[Action item] Among the records below, find each line that includes the string "google" and copy it.

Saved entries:
━━━━━━━━

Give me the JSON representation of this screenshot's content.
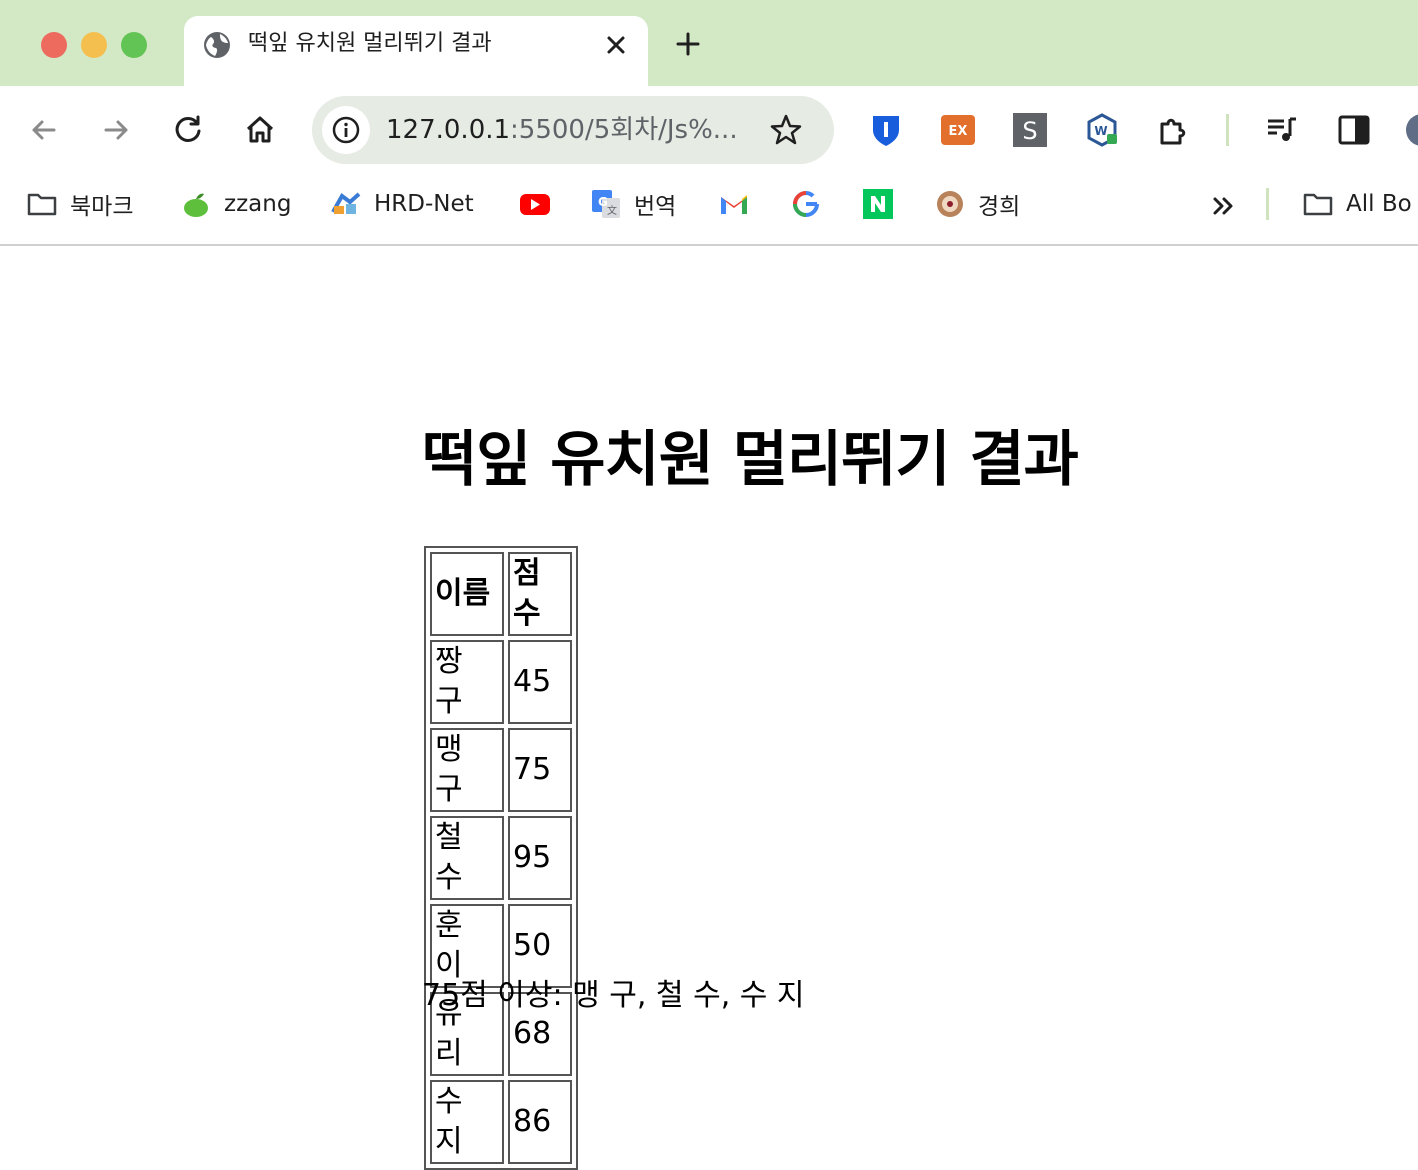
{
  "browser": {
    "tab": {
      "title": "떡잎 유치원 멀리뛰기 결과",
      "favicon": "globe-icon"
    },
    "omnibox": {
      "host": "127.0.0.1",
      "rest": ":5500/5회차/Js%..."
    },
    "bookmarks": [
      {
        "label": "북마크",
        "icon": "folder-icon"
      },
      {
        "label": "zzang",
        "icon": "apple-icon"
      },
      {
        "label": "HRD-Net",
        "icon": "hrd-net-icon"
      },
      {
        "label": "",
        "icon": "youtube-icon"
      },
      {
        "label": "번역",
        "icon": "google-translate-icon"
      },
      {
        "label": "",
        "icon": "gmail-icon"
      },
      {
        "label": "",
        "icon": "google-icon"
      },
      {
        "label": "",
        "icon": "naver-icon"
      },
      {
        "label": "경희",
        "icon": "khu-icon"
      }
    ],
    "all_bookmarks_label": "All Bo",
    "extensions": [
      "bitwarden-icon",
      "ex-icon",
      "s-icon",
      "w-icon",
      "puzzle-icon",
      "media-icon",
      "side-panel-icon",
      "profile-icon"
    ]
  },
  "page": {
    "heading": "떡잎 유치원 멀리뛰기 결과",
    "table": {
      "headers": [
        "이름",
        "점수"
      ],
      "rows": [
        {
          "name": "짱 구",
          "score": "45"
        },
        {
          "name": "맹 구",
          "score": "75"
        },
        {
          "name": "철 수",
          "score": "95"
        },
        {
          "name": "훈 이",
          "score": "50"
        },
        {
          "name": "유 리",
          "score": "68"
        },
        {
          "name": "수 지",
          "score": "86"
        }
      ]
    },
    "result": "75점 이상: 맹 구, 철 수, 수 지"
  },
  "colors": {
    "tabstrip": "#d3e8c4",
    "omnibox": "#e6ebe4",
    "traffic_red": "#ed6a5e",
    "traffic_yellow": "#f5bf4f",
    "traffic_green": "#61c454"
  }
}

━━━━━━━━

[Solution to this exercise]
        "icon": "google-translate-icon"
        "icon": "google-icon"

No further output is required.